◆ WORK INSTRUCTIONS
Read through the listing below, and copy every line where the string "icon" appears.

◆ THE DATA
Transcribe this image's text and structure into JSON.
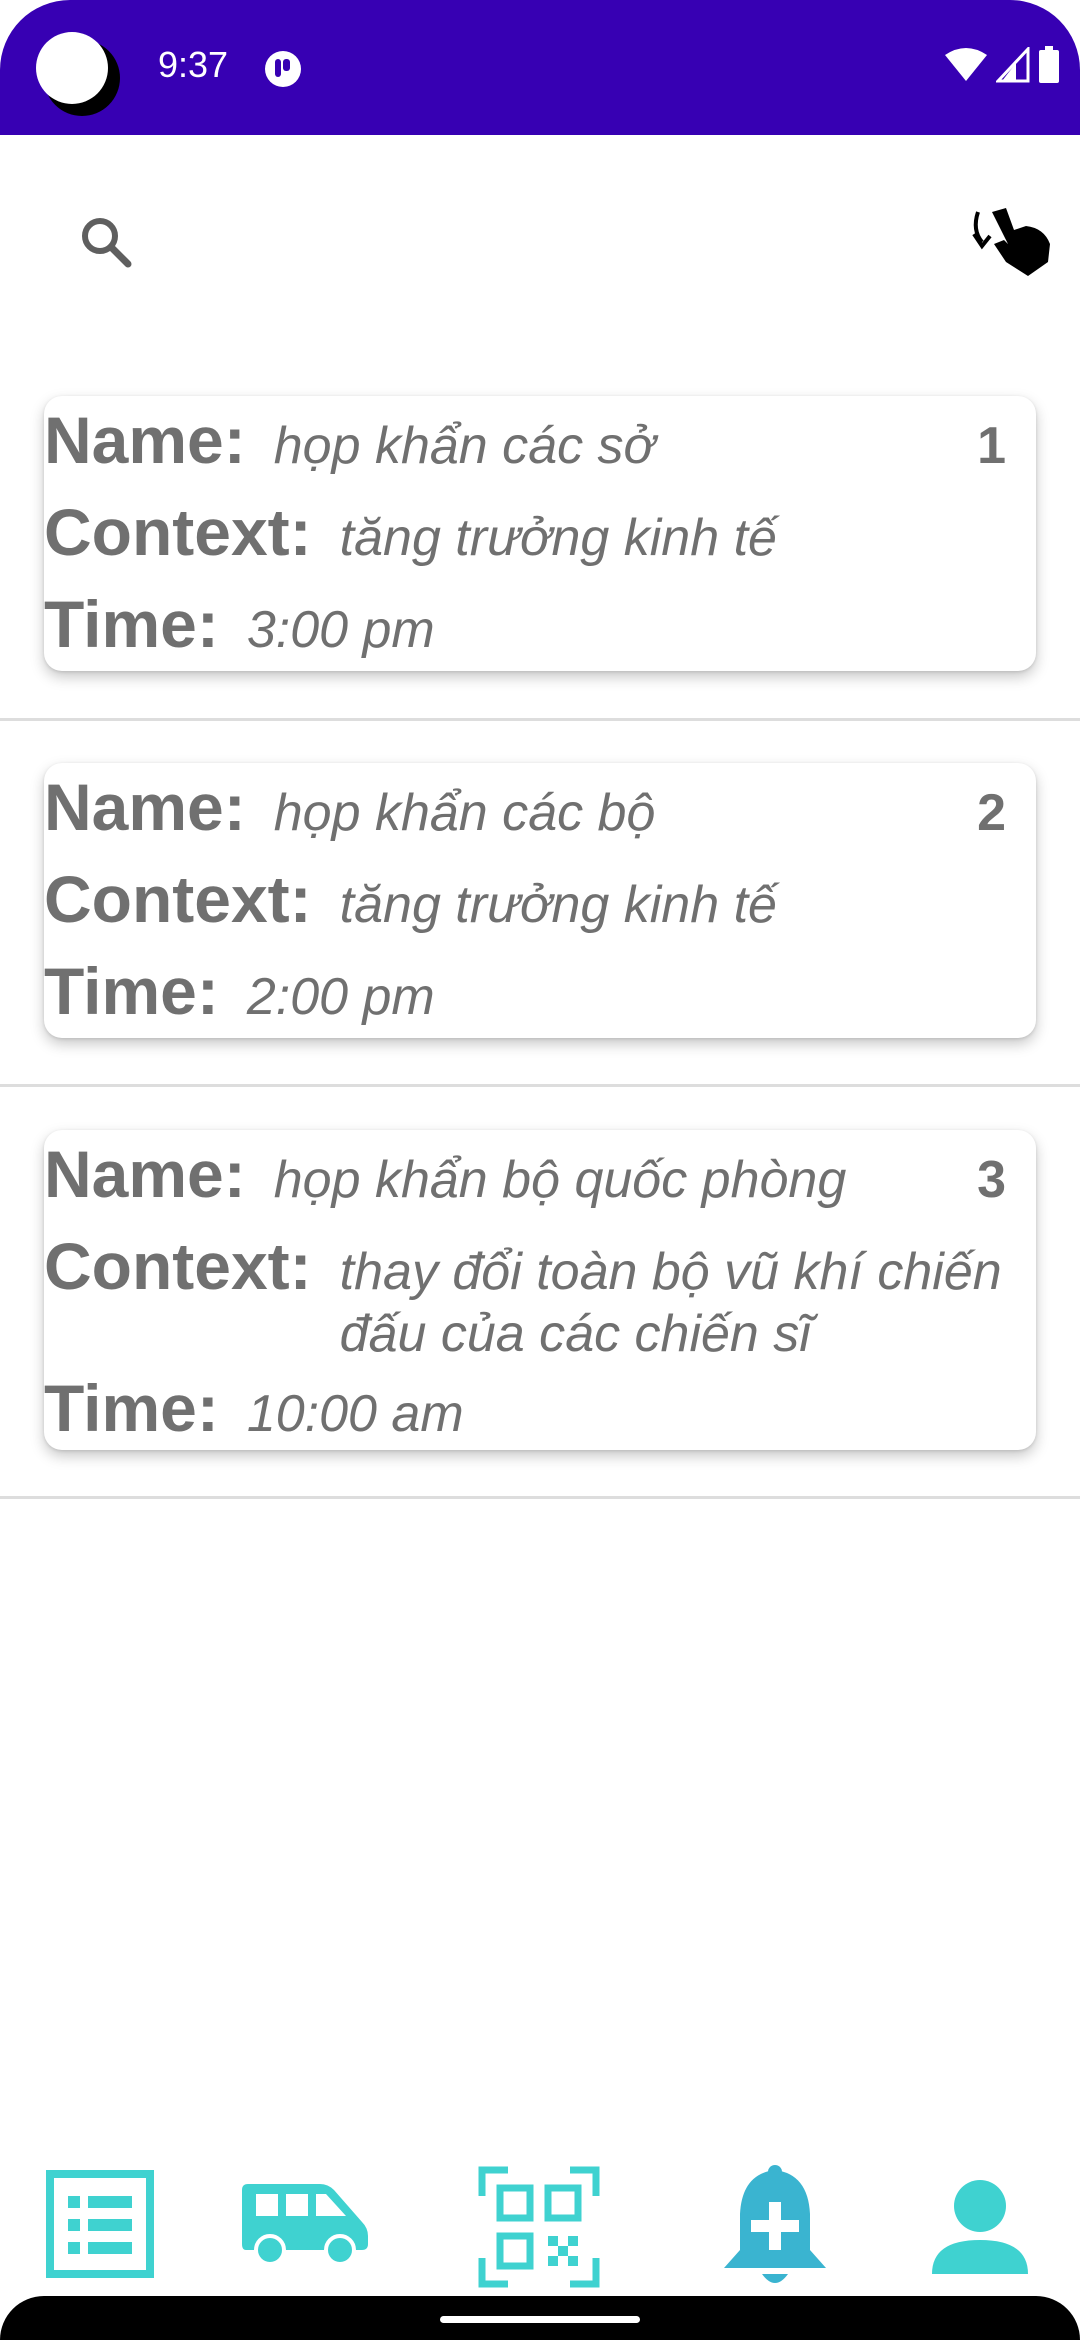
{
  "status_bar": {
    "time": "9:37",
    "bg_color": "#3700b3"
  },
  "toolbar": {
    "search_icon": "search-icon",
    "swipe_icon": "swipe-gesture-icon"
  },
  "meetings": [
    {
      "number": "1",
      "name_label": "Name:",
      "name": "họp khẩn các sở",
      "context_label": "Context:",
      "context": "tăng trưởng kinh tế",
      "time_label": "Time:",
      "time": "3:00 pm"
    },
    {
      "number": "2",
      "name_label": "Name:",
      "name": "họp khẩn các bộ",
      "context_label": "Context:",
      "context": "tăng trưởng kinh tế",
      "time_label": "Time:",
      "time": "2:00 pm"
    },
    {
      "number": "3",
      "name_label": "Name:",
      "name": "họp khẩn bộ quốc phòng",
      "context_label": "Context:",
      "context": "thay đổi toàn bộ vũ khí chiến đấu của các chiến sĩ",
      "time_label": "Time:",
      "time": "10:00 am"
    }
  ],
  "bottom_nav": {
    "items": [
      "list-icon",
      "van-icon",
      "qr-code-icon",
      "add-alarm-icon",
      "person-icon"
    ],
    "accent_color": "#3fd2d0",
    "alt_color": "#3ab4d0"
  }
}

◆ RESPONSE AREA
    "search_icon": "search-icon",
    "swipe_icon": "swipe-gesture-icon"
      "list-icon",
      "van-icon",
      "qr-code-icon",
      "add-alarm-icon",
      "person-icon"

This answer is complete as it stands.